Recommended Use: Supplemental
ID (Language): 16306 (English)
Author(s): Belinda Smith, MS, RD, CCRC - University of Kentucky; Kevin L. Nellis, MS, CIP - Maimonides Medical Center; Ada Sue Selwitz, MA - University of Kentucky

Toggle Content Phase I Research: Understanding Phase I Research

Defines phase I research as it relates to non-clinical and other phases of research. Identifies routine study designs used to develop the initial safety profile and achieve study objectives in phase I research. Reviews the importance of phase I research on drug development.

Recommended Use: Supplemental
ID (Language): 16873 (English)
Author(s): Julie Blasingim, BA, MBA, CIP - Schulman Associates IRB

Toggle Content Phase I Research: Protecting Phase I Subjects

Reviews U.S. Food and Drug Administration (FDA) requirements for initiation of phase I research studies following non-clinical studies. Describes IRB considerations for review of phase I research. Identifies ways in which researchers and staff involved in phase I research can apply the necessary safeguards to protect subjects including selecting a safe starting does, safeguards for standard dosing regimens, selecting appropriate subjects, facility safeguards, and the role of informed consent.

Recommended Use: Supplemental
ID (Language): 16874 (English)
Author(s): Julie Blasingim, BA, MBA, CIP - Schulman Associates IRB

Toggle Content Overview of the Clinical Trial Agreement (CTA)

Discusses the general purpose of a CTA, roles and responsibilities of parties to the CTA, and how the CTA fits into the research enterprise. It also compares and contrasts clinical trials involving drugs, biologics, and devices from a CTA perspective.

Recommended Use: Supplemental
ID (Language): 17356 (English)
Author(s): Dex Bilkic, HBSc, MBA - Boehringer-Ingelheim; JoAnn Pfeiffer, DrSC, RAC, CCRA - Arizona State University

Toggle Content Understanding the Terms of the Clinical Trial Agreement (CTA)

Provides an overview of the context behind certain CTA terms and sections, types of language used for CTA sections, and some key elements of each section. It also outlines what should be addressed in the key sections of the CTA and the aim for each section.

Recommended Use: Supplemental
ID (Language): 17357 (English)
Author(s): Dex Bilkic, HBSc, MBA - Boehringer-Ingelheim; JoAnn Pfeiffer, DrSC, RAC, CCRA - Arizona State University
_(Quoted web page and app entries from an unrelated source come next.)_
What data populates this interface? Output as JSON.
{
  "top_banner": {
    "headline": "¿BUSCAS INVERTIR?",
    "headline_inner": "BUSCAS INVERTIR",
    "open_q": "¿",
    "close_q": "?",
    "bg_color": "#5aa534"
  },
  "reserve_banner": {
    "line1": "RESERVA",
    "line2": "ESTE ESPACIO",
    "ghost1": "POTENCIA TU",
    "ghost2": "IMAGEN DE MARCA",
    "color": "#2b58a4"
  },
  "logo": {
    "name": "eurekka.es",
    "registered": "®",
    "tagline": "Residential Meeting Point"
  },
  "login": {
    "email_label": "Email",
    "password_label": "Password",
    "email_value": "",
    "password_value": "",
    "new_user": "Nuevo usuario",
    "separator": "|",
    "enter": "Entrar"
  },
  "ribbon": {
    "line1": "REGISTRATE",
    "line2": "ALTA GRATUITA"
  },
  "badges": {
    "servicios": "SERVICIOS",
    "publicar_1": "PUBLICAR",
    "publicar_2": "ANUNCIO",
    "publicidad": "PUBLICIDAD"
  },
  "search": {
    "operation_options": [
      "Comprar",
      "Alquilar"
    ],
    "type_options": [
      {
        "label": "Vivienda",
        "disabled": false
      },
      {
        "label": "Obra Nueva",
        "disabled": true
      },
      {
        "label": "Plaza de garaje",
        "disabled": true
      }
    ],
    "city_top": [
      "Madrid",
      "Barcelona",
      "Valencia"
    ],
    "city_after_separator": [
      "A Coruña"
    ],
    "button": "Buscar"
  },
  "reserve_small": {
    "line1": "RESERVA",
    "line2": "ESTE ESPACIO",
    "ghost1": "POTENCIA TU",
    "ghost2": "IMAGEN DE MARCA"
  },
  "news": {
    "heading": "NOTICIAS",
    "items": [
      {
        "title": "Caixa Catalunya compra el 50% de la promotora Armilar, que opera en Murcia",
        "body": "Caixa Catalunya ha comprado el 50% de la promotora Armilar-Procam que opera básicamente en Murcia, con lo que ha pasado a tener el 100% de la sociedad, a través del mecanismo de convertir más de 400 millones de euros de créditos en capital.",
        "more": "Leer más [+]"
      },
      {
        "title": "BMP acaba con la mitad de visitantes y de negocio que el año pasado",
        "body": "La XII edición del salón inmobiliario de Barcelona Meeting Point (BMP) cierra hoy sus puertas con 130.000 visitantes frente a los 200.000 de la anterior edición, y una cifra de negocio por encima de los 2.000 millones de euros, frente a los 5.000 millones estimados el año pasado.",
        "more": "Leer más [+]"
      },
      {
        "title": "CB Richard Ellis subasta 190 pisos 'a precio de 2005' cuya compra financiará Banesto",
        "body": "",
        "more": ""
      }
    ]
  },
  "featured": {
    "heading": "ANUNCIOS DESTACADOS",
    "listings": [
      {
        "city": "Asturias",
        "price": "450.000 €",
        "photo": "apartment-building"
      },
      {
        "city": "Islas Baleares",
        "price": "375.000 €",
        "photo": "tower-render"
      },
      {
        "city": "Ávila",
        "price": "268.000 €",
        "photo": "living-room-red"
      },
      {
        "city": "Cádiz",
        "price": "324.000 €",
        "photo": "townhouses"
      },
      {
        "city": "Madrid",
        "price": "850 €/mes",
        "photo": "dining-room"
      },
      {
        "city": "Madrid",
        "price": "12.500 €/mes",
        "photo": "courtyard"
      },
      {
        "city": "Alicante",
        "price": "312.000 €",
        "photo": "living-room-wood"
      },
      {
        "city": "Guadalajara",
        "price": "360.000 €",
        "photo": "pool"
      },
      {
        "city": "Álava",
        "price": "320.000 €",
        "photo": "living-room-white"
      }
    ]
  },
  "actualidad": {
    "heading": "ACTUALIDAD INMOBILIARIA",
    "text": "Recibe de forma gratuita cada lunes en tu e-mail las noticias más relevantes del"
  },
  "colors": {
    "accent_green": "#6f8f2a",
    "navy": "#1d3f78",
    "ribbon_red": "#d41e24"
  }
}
Toggle Content Role of the Researcher and Site in Managing the Clinical Trial Agreement (CTA)

Discusses key roles of the researcher and site in managing the CTA, including initial assessment, review, and implementation. It also describes how the CTA is linked to site policies, the protocol, and the informed consent form, and identifies key sections of the CTA that could present risk to the site.

Recommended Use: Supplemental
ID (Language): 17358 (English)
Author(s): Dex Bilkic, HBSc, MBA - Boehringer-Ingelheim; JoAnn Pfeiffer, DrSC, RAC, CCRA - Arizona State University

Toggle Content Clinical Trial Agreement (CTA) Negotiation for Researchers and Sites

Addresses strategies and preparation for CTA and study budget negotiations. It also identifies terminology and alternative wording options to ensure a fair and balanced CTA.

Recommended Use: Supplemental
ID (Language): 17359 (English)
Author(s): Dex Bilkic, HBSc, MBA - Boehringer-Ingelheim; JoAnn Pfeiffer, DrSC, RAC, CCRA - Arizona State University